“If you watch the football games from Brazil this summer, you will probably watch them live on TV, but those who will be watching them on their smartphones and tablets will also have more real-time statistics and interactive methods with friends,” Rangu Salgame, chief executive of Tata Communications’ Growth Venture Group, told EJ Insight in an interview. “The phenomenon is global.”
New media technologies have disrupted traditional ways of delivering and consuming media content, offering the audience flexibility they never had before to enjoy global contents anytime, anywhere and on any devices, Salgame said.
Sports like Formula 1 racing are also evolving because of “cloud” technology.
“When the game goes on, there are hundreds of engineers sitting in remote operation centers, located maybe thousands of miles away from racing sites, doing real-time decisions for the driver, such as stop at the pit and change the tires, based on the massive amount of data fed live by sensors and video cameras on the cars.”
For such an intense game, even a split-second of downtime can make a huge difference.
But now the players and others involved in the game can benefit from data transmission speed that is 10 times faster than before, Salgame said.

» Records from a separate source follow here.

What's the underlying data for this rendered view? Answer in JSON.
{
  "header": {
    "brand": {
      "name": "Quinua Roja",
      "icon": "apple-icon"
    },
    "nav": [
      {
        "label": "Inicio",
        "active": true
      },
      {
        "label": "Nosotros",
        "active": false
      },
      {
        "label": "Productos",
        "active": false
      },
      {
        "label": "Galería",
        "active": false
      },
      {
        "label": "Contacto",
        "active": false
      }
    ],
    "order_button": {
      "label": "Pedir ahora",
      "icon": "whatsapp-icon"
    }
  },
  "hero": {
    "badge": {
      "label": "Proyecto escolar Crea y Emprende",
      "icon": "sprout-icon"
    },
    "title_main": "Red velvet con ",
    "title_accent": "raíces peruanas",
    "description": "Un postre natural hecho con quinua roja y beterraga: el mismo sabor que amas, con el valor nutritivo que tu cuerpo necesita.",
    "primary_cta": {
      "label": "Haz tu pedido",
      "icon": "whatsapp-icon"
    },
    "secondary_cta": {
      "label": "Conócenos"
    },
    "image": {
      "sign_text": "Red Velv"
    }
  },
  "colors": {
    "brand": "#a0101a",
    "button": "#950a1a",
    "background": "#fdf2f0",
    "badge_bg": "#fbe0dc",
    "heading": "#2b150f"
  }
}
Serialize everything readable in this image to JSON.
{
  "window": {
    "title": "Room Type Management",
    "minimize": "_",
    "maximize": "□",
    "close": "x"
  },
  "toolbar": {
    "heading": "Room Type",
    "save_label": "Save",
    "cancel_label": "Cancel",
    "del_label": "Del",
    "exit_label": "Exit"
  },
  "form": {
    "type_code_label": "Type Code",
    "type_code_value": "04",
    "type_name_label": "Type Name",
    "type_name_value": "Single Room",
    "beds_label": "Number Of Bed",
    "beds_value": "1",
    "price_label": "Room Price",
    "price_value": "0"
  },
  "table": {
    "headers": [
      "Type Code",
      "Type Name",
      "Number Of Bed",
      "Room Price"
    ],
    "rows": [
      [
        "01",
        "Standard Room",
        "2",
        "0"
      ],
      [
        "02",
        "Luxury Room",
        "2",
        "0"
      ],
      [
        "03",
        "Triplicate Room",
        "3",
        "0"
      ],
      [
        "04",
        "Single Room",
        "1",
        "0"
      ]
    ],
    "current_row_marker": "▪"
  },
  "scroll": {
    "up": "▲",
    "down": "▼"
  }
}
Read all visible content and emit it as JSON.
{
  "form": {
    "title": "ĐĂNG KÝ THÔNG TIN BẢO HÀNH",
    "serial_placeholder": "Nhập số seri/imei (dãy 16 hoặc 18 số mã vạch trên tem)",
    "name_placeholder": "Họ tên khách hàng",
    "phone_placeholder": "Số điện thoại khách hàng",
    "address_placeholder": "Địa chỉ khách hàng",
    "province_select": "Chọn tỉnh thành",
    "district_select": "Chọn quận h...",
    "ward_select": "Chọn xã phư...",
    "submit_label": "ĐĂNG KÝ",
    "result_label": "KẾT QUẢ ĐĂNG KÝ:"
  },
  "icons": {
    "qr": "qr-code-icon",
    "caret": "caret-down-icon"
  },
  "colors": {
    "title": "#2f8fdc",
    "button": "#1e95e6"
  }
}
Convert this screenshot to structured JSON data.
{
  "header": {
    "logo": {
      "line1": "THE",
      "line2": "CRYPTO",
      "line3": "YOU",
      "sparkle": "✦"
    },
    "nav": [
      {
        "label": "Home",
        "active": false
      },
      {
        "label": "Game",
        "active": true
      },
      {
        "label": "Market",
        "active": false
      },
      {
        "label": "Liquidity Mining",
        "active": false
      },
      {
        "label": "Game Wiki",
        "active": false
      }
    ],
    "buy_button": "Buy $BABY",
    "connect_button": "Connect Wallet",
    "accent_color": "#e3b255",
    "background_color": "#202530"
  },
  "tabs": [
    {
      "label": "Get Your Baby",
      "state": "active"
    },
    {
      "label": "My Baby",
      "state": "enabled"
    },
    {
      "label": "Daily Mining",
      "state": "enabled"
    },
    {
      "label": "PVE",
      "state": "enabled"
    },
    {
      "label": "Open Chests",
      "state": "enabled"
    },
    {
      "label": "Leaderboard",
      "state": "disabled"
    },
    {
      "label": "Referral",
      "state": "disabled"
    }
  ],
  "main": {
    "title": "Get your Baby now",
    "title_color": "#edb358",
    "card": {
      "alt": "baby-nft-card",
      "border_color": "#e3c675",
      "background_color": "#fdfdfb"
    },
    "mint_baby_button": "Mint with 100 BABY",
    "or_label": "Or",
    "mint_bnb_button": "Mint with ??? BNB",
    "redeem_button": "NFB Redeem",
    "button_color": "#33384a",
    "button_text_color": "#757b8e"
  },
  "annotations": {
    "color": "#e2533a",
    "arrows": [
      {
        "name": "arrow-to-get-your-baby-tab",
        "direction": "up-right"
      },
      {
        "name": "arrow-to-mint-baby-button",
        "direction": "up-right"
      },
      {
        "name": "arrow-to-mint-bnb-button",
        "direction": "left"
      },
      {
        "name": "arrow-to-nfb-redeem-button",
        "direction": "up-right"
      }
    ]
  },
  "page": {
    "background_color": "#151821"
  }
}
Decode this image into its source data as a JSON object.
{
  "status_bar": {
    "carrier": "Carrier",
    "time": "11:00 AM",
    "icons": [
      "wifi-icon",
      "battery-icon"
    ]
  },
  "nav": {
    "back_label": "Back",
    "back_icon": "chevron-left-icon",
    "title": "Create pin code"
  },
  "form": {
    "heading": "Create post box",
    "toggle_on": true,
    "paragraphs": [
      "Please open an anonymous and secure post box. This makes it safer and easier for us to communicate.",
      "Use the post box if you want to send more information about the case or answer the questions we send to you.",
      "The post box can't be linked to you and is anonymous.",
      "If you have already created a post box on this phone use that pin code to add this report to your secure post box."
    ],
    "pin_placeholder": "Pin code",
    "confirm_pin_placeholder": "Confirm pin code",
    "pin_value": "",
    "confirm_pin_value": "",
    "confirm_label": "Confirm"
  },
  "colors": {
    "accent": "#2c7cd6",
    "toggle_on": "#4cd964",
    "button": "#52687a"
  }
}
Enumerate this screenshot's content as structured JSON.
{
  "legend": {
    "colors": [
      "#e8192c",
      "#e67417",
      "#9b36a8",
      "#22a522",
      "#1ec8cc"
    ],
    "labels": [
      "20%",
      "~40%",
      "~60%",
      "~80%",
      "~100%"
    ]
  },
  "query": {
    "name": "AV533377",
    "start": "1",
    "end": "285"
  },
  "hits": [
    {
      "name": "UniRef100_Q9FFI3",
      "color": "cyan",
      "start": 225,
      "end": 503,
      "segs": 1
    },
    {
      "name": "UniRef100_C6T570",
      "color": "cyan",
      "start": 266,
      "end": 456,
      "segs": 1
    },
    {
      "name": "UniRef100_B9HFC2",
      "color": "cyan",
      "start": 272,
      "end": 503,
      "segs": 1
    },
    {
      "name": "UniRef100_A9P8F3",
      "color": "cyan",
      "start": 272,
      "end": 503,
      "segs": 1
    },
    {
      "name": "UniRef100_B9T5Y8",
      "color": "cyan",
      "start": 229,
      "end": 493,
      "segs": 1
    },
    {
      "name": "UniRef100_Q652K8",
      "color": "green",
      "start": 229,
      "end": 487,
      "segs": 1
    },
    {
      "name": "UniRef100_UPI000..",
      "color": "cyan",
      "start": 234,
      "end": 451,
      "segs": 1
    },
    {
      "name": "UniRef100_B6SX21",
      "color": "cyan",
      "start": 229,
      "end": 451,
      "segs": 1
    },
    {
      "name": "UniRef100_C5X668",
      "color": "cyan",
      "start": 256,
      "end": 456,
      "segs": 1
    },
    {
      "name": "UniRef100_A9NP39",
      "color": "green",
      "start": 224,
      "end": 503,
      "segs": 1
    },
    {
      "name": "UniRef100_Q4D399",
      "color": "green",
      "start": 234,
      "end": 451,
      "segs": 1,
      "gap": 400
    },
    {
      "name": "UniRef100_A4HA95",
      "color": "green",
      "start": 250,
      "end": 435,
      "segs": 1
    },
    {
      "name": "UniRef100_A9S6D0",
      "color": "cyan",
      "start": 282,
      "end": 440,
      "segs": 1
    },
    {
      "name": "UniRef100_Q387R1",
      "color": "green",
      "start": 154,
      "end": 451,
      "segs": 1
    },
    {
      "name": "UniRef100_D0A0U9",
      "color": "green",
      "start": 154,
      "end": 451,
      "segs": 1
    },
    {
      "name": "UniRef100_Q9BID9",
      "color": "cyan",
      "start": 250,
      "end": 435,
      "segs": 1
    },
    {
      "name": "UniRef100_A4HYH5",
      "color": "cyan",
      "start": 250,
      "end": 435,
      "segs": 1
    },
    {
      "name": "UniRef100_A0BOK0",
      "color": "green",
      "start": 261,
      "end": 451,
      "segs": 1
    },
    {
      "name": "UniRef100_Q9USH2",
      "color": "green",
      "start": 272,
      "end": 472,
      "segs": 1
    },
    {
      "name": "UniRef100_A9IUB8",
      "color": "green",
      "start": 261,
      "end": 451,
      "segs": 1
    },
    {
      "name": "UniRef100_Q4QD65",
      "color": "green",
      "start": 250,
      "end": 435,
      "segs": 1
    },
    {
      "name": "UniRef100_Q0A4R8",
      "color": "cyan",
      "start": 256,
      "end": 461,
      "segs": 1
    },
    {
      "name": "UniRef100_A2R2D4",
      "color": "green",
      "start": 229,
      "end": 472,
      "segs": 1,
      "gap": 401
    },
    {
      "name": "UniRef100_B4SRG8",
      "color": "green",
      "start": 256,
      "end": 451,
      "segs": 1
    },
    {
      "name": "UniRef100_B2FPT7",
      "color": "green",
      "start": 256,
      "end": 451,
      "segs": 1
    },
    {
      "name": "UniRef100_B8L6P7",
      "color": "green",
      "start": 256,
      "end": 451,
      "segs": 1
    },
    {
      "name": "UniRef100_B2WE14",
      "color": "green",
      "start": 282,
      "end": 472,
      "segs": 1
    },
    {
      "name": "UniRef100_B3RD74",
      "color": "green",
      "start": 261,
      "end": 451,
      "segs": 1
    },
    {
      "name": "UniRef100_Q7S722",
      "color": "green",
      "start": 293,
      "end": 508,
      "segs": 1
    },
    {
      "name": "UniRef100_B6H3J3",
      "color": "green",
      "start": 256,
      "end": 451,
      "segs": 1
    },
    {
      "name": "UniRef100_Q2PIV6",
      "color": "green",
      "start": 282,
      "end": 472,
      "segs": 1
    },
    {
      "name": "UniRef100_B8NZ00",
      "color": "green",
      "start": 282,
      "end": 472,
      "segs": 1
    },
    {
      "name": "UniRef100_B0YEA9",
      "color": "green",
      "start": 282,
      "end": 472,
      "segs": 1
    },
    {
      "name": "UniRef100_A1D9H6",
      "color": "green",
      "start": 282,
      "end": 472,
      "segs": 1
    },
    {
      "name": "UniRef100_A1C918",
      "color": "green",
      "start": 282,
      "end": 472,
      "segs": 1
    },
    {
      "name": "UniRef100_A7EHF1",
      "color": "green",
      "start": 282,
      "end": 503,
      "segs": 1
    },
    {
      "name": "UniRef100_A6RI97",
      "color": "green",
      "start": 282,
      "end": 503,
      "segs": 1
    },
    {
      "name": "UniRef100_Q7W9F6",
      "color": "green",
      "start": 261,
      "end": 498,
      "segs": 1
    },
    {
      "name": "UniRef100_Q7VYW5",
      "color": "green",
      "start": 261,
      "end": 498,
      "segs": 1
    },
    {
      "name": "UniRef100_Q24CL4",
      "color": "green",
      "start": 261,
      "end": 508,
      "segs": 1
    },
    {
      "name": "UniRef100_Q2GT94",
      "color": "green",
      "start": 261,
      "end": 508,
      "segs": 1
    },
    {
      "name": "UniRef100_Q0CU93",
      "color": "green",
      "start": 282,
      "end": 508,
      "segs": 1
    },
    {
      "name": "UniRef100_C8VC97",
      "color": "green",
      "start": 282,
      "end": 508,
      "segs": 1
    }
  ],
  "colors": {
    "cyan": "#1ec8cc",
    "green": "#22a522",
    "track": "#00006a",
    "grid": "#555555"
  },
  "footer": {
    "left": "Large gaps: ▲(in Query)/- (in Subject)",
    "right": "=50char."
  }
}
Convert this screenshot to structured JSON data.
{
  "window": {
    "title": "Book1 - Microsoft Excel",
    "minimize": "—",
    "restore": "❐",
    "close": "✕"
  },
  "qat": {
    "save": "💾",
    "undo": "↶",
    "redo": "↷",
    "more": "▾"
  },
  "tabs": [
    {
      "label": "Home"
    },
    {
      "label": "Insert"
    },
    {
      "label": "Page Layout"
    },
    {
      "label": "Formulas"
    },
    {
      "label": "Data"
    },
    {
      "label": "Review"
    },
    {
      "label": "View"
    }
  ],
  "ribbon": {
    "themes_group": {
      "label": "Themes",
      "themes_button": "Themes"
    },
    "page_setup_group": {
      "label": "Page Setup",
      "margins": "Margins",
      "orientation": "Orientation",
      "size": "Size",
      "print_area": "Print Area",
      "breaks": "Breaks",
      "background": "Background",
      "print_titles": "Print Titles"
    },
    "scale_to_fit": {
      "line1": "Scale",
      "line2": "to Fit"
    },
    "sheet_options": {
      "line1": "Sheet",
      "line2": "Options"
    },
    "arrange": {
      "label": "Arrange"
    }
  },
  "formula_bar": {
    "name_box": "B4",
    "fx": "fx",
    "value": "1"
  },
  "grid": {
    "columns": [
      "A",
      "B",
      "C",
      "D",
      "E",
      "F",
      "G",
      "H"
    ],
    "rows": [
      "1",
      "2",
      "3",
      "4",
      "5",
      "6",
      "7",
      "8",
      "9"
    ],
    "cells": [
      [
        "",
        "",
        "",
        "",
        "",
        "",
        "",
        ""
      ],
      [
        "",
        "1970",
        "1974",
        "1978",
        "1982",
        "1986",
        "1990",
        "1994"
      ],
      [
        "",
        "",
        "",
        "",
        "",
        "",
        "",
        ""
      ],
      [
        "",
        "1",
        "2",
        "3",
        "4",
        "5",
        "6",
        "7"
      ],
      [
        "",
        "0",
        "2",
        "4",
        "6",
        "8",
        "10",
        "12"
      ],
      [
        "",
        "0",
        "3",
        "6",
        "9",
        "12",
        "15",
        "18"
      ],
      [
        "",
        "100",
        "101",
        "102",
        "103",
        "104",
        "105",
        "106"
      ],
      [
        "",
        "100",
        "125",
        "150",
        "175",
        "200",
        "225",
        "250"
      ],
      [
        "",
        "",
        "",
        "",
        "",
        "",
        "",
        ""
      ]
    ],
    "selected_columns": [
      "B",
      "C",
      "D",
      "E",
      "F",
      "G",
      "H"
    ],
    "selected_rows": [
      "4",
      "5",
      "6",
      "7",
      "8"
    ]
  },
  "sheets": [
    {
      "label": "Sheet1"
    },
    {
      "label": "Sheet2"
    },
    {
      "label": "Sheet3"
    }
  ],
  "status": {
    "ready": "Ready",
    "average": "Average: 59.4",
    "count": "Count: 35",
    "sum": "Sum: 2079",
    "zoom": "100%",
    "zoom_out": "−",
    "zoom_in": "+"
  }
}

Since last year, Tata Communications has been the official connectivity provider of Formula 1, delivering connectivity to all 20 Formula 1 race locations across its global fiber network.
And sports fans are turning online to watch major events live.
According to FIFA, there was greater distribution and usage of online and mobile media during the finals of the South Africa World Cup in 2010, compared with 2006. Meanwhile, official data from Formula 1 showed its global television audience dropped to 450 million in 2013 from 515 million in 2011, but the teams received more income as a result of better sales of broadcasting rights to subscription-based content providers, according to a Guardian report.
In China, video streams of National Basketball Association games jumped 169 percent to 3.2 billion during the 2012-13 regular season, compared with the previous season, China Daily reported last August.
While pay TV companies, such as Netflix, and set-top box providers, like Xiaomi Box, are creating booming demand through non-linear programming, traditional linear TV is moving towards high-definition content. In short, broadcasters are adopting alternative technologies other than expensive and limited satellite channels to meet rising demand for video feed transporting, and fiber network has been a popular choice in recent years.
Testing HK waters
Salgame said the company is planning to enter Hong Kong this year, and later take a share of the mainland market.
Being an international financial center, Hong Kong presents great opportunities for the company, he said. Its financial industry needs better data storage and global transmission services, while its developed telecommunication infrastructure, including broadband and fourth-generation mobile technology, creates further opportunities, Salgame said, adding that the city also provides an important source for talent resources.
In a media conference last week, Hong Kong academic Thomas Chan said existing advantages of Hong Kong’s high-end service industries will be further strengthened, benefiting from faster network speed in the coming years as China gradually upgrades its communications networks with 4G and 5G technologies. Chan is the head of the Public Policy Research Institute at the Hong Kong Polytechnic University.
Meanwhile, Salgame said online education businesses will benefit from streaming video technologies, which will allow more people to acquire high-quality education at very low prices.
– Contact the reporter at [email protected]